• [TASK PROMPT]: Every line below that contains "JSON" is to be copied.

• [DATA PROVIDED]:
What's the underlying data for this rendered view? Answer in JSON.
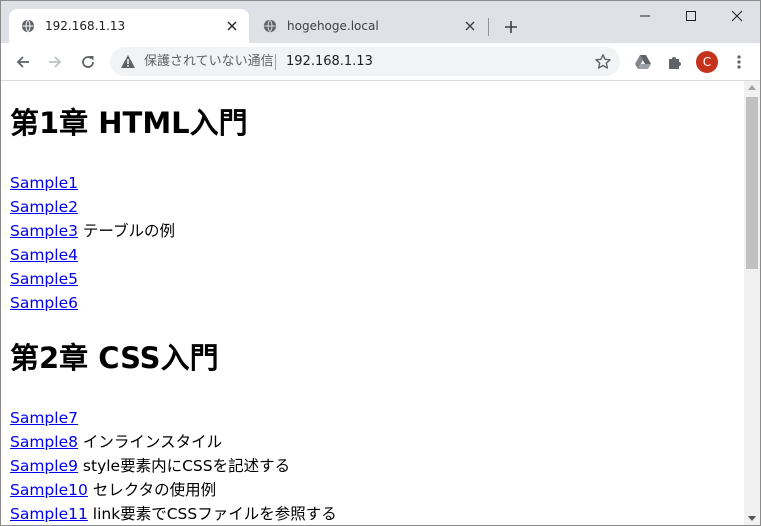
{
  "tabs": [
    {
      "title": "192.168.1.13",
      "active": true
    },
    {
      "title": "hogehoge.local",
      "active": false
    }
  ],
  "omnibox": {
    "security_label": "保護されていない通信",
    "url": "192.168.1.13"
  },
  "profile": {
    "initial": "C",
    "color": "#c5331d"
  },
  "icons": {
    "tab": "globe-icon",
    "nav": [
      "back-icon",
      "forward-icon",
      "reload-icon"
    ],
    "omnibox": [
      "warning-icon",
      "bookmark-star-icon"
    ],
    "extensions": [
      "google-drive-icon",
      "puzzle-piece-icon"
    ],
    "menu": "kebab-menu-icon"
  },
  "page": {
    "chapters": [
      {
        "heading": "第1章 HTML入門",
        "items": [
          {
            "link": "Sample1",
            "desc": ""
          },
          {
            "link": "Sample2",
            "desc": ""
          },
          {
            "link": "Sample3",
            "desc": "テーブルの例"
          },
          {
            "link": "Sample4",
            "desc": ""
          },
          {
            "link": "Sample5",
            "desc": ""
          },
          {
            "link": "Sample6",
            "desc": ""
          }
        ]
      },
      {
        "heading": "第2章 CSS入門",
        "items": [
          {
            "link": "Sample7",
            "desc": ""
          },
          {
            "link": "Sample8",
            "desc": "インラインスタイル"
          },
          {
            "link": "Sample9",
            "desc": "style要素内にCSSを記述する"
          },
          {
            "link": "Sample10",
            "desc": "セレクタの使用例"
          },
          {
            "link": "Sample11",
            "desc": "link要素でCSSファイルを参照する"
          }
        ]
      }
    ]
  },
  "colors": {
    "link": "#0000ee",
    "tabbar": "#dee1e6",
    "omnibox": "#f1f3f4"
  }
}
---
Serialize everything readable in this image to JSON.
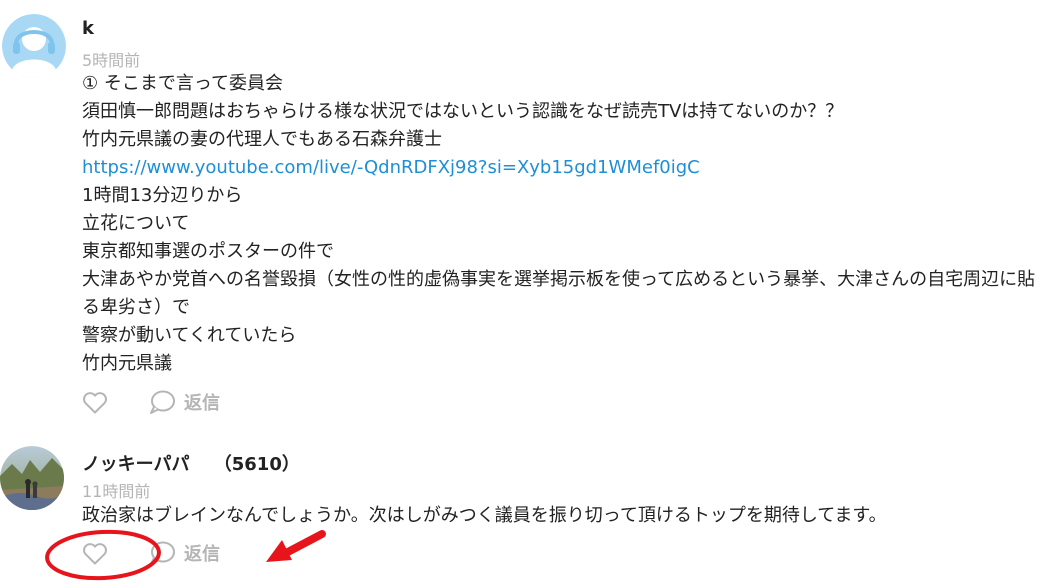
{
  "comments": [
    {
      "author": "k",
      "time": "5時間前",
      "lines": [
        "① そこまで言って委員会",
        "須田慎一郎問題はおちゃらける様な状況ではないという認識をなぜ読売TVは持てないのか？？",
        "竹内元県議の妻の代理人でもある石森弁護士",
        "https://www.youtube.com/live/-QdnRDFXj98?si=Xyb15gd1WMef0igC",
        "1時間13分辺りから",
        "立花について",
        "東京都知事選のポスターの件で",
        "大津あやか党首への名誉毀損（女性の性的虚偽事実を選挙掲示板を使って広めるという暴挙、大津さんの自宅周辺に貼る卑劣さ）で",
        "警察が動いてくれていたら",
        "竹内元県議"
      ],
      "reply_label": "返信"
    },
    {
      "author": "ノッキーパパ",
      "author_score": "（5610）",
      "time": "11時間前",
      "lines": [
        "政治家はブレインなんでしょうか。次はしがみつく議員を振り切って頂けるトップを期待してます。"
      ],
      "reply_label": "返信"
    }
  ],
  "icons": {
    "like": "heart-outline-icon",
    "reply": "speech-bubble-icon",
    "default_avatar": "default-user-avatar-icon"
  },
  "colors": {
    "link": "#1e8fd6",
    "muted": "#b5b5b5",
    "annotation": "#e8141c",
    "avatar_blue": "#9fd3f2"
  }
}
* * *
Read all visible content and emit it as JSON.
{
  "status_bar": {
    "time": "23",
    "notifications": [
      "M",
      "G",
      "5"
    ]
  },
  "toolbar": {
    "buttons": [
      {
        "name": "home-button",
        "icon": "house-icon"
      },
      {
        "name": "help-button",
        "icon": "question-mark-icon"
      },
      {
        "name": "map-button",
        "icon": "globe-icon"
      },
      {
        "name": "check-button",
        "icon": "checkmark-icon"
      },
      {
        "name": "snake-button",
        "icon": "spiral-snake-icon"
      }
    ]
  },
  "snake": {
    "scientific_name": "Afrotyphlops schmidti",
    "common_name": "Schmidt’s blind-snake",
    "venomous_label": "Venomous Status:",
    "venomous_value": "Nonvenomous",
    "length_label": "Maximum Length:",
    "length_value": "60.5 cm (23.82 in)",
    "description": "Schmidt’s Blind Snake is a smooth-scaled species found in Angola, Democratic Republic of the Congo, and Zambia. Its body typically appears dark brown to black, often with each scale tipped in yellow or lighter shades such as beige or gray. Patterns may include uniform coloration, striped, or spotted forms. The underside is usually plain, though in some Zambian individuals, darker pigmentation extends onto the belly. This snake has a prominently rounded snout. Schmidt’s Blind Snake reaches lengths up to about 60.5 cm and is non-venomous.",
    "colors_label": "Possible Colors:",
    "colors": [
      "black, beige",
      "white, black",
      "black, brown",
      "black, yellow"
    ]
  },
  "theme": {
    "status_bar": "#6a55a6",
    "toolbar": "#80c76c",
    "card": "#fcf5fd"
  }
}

• [SOLUTION FOR THIS TASK]:
What's the underlying data for this rendered view? Answer in JSON.
Serialize everything readable in this image to JSON.
Read all visible content and emit it as JSON.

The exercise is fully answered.